START RECORDS TO USE

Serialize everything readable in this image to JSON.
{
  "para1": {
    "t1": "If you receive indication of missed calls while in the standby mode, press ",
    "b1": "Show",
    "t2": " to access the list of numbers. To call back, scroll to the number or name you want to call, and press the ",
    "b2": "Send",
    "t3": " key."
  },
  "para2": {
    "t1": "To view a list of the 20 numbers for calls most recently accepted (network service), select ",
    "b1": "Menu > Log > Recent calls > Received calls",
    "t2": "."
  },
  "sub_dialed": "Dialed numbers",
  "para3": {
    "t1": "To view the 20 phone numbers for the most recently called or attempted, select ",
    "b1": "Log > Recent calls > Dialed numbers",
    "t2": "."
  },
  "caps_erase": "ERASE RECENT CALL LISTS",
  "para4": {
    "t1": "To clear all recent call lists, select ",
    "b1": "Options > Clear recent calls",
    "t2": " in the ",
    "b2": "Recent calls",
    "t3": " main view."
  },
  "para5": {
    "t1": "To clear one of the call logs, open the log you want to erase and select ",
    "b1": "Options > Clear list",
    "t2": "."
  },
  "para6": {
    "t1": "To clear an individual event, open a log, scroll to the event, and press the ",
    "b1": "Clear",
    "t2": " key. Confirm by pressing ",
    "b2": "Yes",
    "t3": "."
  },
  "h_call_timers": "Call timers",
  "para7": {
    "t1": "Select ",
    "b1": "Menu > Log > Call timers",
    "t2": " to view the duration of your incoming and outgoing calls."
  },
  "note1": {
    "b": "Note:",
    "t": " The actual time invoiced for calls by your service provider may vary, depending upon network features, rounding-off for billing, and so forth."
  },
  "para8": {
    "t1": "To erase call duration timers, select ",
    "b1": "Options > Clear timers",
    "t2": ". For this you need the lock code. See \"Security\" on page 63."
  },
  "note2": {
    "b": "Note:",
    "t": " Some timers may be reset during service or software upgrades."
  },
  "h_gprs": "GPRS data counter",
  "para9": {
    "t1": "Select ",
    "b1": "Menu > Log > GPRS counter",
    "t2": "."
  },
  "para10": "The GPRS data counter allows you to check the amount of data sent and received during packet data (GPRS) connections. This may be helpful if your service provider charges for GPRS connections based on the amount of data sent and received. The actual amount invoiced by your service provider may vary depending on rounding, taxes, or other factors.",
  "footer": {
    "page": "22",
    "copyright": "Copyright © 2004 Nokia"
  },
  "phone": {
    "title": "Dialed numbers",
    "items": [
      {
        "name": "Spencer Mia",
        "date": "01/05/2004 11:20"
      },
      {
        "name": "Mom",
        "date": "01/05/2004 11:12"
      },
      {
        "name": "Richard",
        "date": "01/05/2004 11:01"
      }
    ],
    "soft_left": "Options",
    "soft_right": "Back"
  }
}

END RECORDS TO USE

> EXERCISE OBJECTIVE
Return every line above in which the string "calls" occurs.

> EXERCISE OUTPUT
    "t1": "If you receive indication of missed calls while in the standby mode, press ",
    "t1": "To view a list of the 20 numbers for calls most recently accepted (network service), select ",
    "b1": "Menu > Log > Recent calls > Received calls",
    "b1": "Log > Recent calls > Dialed numbers",
    "b1": "Options > Clear recent calls",
    "b2": "Recent calls",
    "t2": " to view the duration of your incoming and outgoing calls."
    "t": " The actual time invoiced for calls by your service provider may vary, depending upon network features, rounding-off for billing, and so forth."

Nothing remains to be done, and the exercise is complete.